It’s not always easy to work with director Bong. [Laughs] As you know, the character of Ki-taek does not have a plan. The same goes for myself as well. As an actor, my principle is to never have a plan when working with Bong, and this actually helps me a lot. [Chuckles]
You’ve amassed a critically acclaimed filmography playing ordinary, working people. What draws you to these Everyman roles, and why do these characters resonate with Korean audiences the way they do?
It’s true that a lot of these characters that are suggested to me are everyday men. I don’t have a kind of fantasy visage or good-looking face to deliver audiences, but I think my characters are more familiar to Korean audiences because they’re very ordinary. If you look at director Park, who casts me in these completely opposite roles that are quite shocking, it forms an interesting contrast.
Speaking of your other collaborations, you’ve worked with a venerable slate of heavyweight Korean auteurs throughout your career. Is there a particular director whose creative and artistic sensibilities most closely align with yours?
[Breaks out laughing] I like director Bong, but I would say that directors Park [Chan-wook], Lee [Chang-dong] and Kim Jee-woon all have unique traits to them and they have different ways of using me as an actor. I can’t really say that one of them clearly aligns with me in terms of creative taste, because all of these directors have their unique charms and traits. But I do find it very interesting that these directors use me in different ways to draw out very different performances.
You’ve said in previous interviews that Steve McQueen had perhaps the most formative influence on you as an actor. Could you talk a little bit about that? How did you draw from his craft with regard to your own techniques as an artist?
Ever since my childhood I’ve really liked Steve McQueen. I’ve watched a lot of his films throughout my life, including Papillon, which is one of my favorites. I think it’s really his nonchalant coolness that I was attracted to growing up, as well as the sort of cynicism he brought to his roles. While it’s not true that I became an actor because of McQueen, I will say that he had a considerable influence on my decision to become one.
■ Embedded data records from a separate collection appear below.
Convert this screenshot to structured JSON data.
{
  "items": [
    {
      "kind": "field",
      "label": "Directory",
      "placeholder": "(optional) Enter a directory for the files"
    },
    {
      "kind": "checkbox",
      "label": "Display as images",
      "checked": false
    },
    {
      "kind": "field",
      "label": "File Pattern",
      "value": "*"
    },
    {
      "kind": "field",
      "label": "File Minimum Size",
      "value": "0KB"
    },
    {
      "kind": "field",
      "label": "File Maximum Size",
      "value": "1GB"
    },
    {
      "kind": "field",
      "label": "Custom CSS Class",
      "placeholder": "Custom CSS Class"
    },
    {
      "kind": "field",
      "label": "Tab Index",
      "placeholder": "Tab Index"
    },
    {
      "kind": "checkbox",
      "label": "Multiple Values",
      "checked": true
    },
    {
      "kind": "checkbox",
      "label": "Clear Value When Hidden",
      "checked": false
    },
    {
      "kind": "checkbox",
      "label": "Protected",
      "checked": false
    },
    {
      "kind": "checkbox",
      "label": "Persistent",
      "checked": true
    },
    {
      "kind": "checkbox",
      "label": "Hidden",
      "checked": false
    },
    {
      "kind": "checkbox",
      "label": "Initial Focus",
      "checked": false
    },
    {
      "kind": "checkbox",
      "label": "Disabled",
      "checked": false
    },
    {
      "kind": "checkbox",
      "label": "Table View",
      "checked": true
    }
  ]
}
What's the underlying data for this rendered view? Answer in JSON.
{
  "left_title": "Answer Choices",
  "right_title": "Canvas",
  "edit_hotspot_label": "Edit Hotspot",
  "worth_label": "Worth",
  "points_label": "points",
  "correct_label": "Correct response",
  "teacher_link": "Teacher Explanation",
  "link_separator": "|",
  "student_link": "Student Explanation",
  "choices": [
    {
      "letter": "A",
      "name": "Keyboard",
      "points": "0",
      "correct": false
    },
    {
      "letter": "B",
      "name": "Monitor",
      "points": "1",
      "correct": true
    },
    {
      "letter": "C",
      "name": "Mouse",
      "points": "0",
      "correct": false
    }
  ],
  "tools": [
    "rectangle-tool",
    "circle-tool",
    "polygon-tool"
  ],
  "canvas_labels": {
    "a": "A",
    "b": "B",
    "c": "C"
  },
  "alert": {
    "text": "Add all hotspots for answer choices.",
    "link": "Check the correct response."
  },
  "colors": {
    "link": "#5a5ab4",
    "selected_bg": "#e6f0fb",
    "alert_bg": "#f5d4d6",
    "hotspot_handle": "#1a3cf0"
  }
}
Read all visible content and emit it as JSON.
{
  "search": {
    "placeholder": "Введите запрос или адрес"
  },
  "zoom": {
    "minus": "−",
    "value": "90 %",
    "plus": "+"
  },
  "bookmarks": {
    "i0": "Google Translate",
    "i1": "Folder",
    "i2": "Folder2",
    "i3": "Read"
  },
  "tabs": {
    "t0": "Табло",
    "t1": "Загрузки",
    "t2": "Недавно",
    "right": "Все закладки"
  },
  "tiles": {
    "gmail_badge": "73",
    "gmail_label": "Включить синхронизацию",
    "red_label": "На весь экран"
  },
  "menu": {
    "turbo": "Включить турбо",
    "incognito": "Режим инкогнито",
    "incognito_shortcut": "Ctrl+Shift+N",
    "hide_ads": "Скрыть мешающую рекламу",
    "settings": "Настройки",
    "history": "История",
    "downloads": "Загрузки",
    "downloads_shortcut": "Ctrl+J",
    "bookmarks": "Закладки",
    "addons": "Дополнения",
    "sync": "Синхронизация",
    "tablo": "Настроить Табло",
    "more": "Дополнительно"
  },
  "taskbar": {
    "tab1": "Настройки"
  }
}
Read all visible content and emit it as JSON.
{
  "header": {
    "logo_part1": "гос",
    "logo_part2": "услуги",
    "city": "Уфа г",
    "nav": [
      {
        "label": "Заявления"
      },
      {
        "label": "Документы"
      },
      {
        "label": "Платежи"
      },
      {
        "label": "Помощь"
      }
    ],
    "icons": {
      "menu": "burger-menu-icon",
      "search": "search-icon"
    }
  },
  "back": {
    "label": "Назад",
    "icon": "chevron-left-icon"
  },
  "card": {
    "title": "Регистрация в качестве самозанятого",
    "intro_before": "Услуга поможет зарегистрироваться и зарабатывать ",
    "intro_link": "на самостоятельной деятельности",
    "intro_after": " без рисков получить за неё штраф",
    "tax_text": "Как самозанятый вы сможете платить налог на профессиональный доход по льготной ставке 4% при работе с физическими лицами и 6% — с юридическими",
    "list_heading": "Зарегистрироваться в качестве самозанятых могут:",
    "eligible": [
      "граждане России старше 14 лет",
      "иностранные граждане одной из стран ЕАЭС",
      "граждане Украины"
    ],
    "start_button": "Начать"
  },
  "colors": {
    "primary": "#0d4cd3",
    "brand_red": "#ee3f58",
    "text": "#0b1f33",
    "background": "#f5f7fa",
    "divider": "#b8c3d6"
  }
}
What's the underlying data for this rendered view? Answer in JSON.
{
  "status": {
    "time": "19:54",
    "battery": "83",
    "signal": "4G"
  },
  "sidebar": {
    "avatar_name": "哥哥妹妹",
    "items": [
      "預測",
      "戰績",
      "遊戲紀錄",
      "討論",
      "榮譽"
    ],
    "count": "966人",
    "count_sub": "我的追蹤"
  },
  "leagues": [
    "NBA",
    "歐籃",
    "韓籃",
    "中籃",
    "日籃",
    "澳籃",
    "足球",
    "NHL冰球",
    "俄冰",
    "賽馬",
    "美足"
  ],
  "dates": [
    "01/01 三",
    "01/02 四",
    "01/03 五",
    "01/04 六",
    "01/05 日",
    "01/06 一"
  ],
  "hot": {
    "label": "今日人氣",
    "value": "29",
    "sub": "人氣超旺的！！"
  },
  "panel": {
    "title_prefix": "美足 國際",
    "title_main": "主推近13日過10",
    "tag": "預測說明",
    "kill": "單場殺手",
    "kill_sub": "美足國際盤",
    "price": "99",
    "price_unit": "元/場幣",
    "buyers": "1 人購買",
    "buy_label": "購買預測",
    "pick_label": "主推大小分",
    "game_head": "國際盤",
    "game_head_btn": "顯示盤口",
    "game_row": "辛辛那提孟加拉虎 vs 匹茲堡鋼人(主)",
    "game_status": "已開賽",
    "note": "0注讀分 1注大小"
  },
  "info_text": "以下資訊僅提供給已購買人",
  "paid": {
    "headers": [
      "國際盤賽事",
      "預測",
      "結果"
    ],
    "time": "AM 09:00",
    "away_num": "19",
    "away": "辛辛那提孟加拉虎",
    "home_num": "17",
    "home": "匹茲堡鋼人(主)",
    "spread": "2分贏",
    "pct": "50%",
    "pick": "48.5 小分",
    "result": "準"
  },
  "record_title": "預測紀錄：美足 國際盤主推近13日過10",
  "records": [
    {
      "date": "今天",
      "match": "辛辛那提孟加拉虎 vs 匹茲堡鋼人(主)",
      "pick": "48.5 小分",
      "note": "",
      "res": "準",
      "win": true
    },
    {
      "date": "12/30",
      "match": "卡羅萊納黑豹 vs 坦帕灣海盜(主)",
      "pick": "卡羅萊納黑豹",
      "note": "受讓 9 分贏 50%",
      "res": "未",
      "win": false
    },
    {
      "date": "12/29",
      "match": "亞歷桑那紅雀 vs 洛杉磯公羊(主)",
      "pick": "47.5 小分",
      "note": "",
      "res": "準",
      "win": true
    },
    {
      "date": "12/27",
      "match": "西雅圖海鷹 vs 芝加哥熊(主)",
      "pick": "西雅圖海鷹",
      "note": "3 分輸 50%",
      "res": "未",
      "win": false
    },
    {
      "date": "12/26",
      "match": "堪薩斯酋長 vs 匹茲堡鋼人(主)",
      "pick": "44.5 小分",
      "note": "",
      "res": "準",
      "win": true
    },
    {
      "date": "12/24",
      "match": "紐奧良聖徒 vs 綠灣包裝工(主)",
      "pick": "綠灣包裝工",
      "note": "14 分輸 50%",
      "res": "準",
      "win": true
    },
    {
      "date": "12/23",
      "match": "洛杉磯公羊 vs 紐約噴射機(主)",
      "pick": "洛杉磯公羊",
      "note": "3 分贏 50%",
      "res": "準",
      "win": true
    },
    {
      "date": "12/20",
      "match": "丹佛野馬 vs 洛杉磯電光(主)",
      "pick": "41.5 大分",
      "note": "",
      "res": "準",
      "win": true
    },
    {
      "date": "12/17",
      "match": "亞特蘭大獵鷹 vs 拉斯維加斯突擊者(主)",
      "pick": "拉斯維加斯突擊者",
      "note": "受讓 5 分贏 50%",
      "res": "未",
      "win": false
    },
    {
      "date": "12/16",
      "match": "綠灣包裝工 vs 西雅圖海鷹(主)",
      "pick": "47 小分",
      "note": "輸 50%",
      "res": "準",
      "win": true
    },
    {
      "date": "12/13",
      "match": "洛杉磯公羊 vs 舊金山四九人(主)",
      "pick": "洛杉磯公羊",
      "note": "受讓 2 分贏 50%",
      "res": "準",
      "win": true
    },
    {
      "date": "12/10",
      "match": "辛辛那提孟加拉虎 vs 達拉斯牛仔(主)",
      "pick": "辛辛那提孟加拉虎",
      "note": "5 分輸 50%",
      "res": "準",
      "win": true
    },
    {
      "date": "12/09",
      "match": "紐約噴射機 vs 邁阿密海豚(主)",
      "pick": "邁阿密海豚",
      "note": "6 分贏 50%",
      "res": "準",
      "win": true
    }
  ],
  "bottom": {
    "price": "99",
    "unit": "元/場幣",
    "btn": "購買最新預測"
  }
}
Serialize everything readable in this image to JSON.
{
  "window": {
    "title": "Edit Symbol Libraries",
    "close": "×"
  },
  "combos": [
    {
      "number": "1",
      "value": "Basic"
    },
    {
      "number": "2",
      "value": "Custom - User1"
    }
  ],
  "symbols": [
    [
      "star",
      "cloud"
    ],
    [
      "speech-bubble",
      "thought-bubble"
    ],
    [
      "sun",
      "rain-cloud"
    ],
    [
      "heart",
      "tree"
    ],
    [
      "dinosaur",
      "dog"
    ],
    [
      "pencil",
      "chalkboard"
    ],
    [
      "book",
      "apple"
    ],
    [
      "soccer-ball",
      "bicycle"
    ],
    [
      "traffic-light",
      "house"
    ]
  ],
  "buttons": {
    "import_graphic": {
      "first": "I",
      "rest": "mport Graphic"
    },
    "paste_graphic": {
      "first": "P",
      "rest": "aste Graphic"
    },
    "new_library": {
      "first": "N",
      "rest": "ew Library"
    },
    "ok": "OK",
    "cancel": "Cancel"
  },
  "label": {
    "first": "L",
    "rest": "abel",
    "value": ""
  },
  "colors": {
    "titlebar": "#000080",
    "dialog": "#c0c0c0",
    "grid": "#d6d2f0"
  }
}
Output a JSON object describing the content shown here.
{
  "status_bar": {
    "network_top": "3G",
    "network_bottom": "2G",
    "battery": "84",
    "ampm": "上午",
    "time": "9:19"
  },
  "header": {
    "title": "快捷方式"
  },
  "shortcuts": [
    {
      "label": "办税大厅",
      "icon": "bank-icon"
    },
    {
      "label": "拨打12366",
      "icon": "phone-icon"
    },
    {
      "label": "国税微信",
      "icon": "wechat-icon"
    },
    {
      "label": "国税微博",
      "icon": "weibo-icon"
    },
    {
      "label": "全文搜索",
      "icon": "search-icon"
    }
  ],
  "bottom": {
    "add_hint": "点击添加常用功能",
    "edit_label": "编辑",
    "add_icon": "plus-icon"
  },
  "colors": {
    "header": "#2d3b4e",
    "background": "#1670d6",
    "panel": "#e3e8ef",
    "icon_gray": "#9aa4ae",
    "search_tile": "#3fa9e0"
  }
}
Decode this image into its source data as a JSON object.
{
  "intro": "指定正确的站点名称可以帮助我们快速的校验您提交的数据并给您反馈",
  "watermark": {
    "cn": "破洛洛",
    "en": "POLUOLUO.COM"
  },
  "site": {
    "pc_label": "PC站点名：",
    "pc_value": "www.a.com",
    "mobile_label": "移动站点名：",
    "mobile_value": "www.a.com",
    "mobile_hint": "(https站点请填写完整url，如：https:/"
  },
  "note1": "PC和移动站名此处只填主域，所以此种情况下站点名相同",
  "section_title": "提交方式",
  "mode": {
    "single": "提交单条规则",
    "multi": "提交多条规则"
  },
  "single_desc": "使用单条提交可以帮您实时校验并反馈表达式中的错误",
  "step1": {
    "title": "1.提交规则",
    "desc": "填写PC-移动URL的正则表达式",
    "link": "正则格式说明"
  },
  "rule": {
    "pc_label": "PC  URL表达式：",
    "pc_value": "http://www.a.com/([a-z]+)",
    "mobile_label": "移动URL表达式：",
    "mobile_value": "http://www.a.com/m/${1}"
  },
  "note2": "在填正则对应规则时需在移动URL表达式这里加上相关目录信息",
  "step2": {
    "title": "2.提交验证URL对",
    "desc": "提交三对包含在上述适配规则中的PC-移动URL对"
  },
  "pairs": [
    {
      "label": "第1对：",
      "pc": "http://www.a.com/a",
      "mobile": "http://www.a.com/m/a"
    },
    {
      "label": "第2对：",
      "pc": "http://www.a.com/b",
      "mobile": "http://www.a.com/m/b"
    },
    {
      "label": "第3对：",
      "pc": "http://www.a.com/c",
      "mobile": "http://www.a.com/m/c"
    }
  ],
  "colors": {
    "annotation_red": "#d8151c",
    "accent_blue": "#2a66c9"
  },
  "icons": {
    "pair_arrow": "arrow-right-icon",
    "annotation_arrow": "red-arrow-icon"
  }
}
How have Korean audiences received Parasite? I imagine there was a swell of national pride following its Palme d’Or win, given that it’s the country’s first film to boast the highest Cannes honor. Awards aren’t everything, but surely that international recognition cements Korean cinema’s embrace and celebration on such a global scale?
I think a lot of people were very amicable towards this film, and I did not expect that so many would understand the deep charm it possesses. I don’t really think it’s the Palme d’Or that’s the cause of all of this, but it’s true that a lot of Korean audiences feel a certain pride towards the film’s win.
What does satire offer that other genres don’t? As an actor, what excites you about performing satire specifically?
I think there are pros and cons to all these characters I’ve played. There’s a very satirical streak to Parasite as you describe, and playing a satirical character like Ki-taek is extremely challenging and difficult. Yet at the same time there’s a certain amusement I get from those kinds of roles, whereas playing characters with a bit more reality to them—or who are more grounded in reality, I should say—may be easier, but perhaps less entertaining.
What feelings, thoughts, or reactions do you hope Parasite elicits in audiences?
I don’t think there’s a clear single way to watch this film. Every viewer has different emotions towards the dark and tragic aspects of society that are depicted in this film, as well as its entertaining factors. So I don’t really think there’s one way to watch Parasite, and everyone will have their own takeaway from a daring project like this. What I can say is, don’t come into Parasite with any expectations, or a plan.
Parasite is now in theaters.